|This is the clever
coaxial tank circuit. The coil is used for 20-10 meters, and the DC
connection for the HV passes through it, exiting at the low impedance
point. The large RF choke shown has an inductance of several mH, so it
provides a high reactance on 160 meters without worries about
resonances on the bands above 40 meters.
Ultimately I replaced this with a conventional parallel feed, but I thought it was cool, so here it is.
|Here is the
The HV power supply and input circuit are at the bottom. The
compression trimmer just above the partition is half of the bridge
neutralization circuit; there is a fixed plate above the chassis near
the tube plates. Neutralization is done by adjusting this trimmer.
Note the copper sheet on the tube sockets. The idea is to provide a good common ground for the various bypasss capacitors. A little 'tongue' of copper passes through the socket hole and is bolted to the top of the chassis, to provide the shortest possible return path from the plate circuit to the filament and screem bypass capacitors. Does it help stabilize the amplifier? Who knows?
The transformer to the left of the sockets is for the screen and bias supplies; just above it are the power and soft-start relays. T/R switching circuitry is to the right of the relays.
|The amplifier seen from
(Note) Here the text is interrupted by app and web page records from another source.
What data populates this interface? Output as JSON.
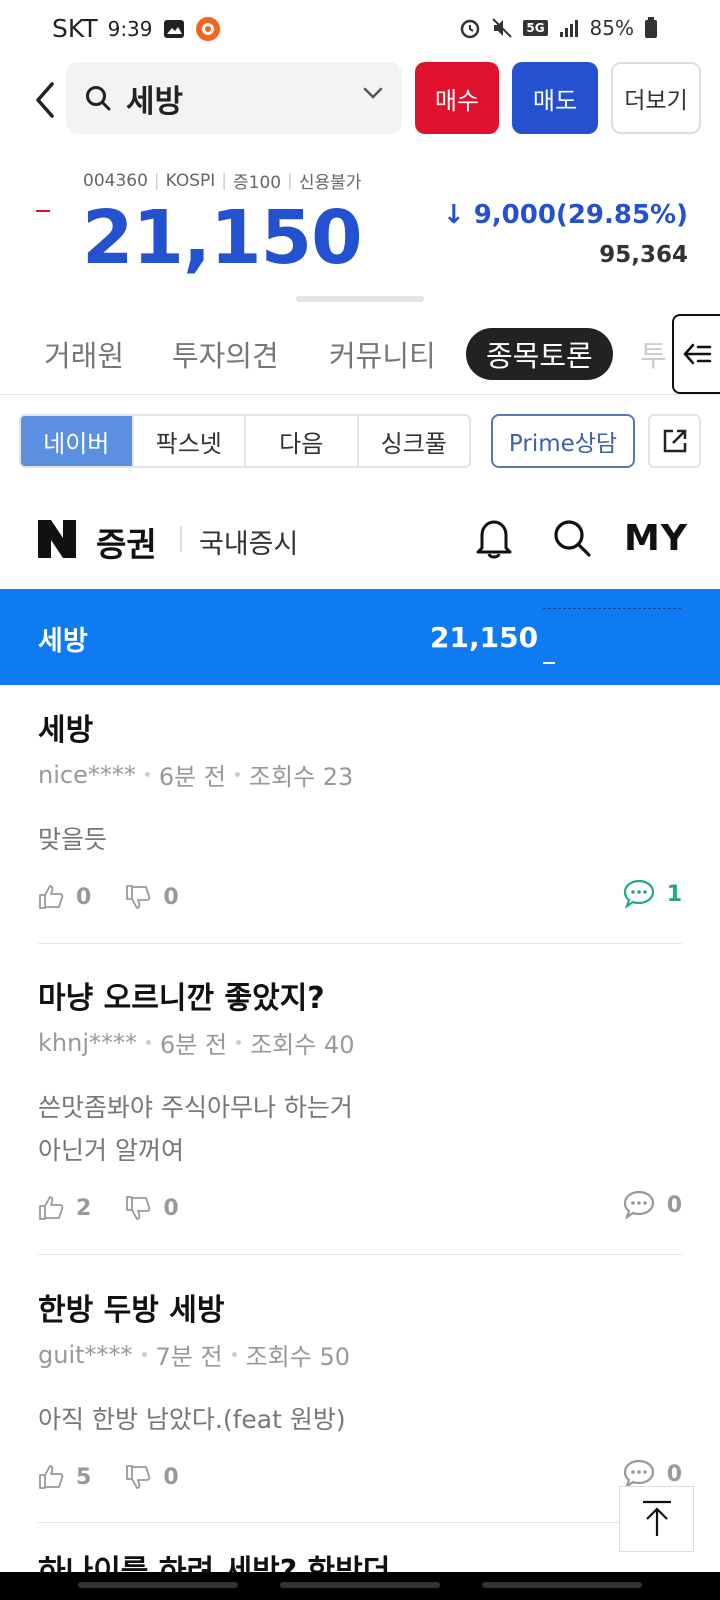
{
  "status": {
    "carrier": "SKT",
    "time": "9:39",
    "network": "5G",
    "battery": "85%"
  },
  "search": {
    "query": "세방"
  },
  "actions": {
    "buy": "매수",
    "sell": "매도",
    "more": "더보기"
  },
  "stock": {
    "code": "004360",
    "market": "KOSPI",
    "margin": "증100",
    "credit": "신용불가",
    "price": "21,150",
    "change": "↓ 9,000(29.85%)",
    "volume": "95,364"
  },
  "tabs": [
    "거래원",
    "투자의견",
    "커뮤니티",
    "종목토론",
    "투"
  ],
  "sources": [
    "네이버",
    "팍스넷",
    "다음",
    "싱크풀"
  ],
  "prime": "Prime상담",
  "naver": {
    "brand": "증권",
    "section": "국내증시",
    "my": "MY"
  },
  "ticker": {
    "name": "세방",
    "price": "21,150"
  },
  "posts": [
    {
      "title": "세방",
      "author": "nice****",
      "time": "6분 전",
      "views": "조회수 23",
      "body": [
        "맞을듯"
      ],
      "likes": "0",
      "dislikes": "0",
      "comments": "1"
    },
    {
      "title": "마냥 오르니깐 좋았지?",
      "author": "khnj****",
      "time": "6분 전",
      "views": "조회수 40",
      "body": [
        "쓴맛좀봐야 주식아무나 하는거",
        "아닌거 알꺼여"
      ],
      "likes": "2",
      "dislikes": "0",
      "comments": "0"
    },
    {
      "title": "한방 두방 세방",
      "author": "guit****",
      "time": "7분 전",
      "views": "조회수 50",
      "body": [
        "아직 한방 남았다.(feat 원방)"
      ],
      "likes": "5",
      "dislikes": "0",
      "comments": "0"
    }
  ],
  "peek_title": "하나이를 하려 세방? 한방더",
  "colors": {
    "buy": "#e0112d",
    "sell": "#2451d0",
    "banner": "#0f7bf2",
    "comment_active": "#1fae77"
  }
}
The little boxes at the back contain the T/R relays (see next picture).
My theory was that it is good to isolate them in a high-gain amplifier,
such as this. Note the feedthrough capacitors on the boxes. Latter I
added a box containing a line filter where the power cord is.
You can see the completed tank circuit. The big coil is for 160-40 meters, and the tubing coil is for 20-10. This was entirely redone when I changed to a conventional paallel feed.
The vertical spiral between the tubes and the tank circuit is to provide a small amount of inductance between the tubes and the pi-network, making it an "L-pi." This made it possible to obtain a reasonable Q on 10 and 15 meters, for good efficiency.
This picture was taken before the enclosure was built. The enclosure has a muffin fan located above the tubes.
|Here are the contents of the little boxes.|
|The link-coupled input coils and the grid bandswitch. I later replaced the 10-meter coil with an air-wound version, for slightly more efficiency.|
|The HV power supply board. Only a total of about 19 uF, but I don't hear any hum. And even if I did, this is a 1955 design! These capacitors are somewhat old, but I used my ancient Eico resistance/capacitance tester to make sure they were formed up and held full voltage|
|A bad 813 I bought on EBay. Note the broken filament coil. The guy said that the tube 'looked unused' and the damage must have happened during shipping. The carbon plate was very badly pitted, too. I got my money back, but was out the shipping cost. Caveat emptor on EBay!|
|I had intended to document the construction as I went along, but I didn't do a good job of it. Here are some of the parts I started with -- you can see that I made some changes, like the vacuum capacitor instead of the bread slicer shown.|
|Here I am before building the enclosure or mounting Kurt's chart frame. Boy, I am happy it's finished.|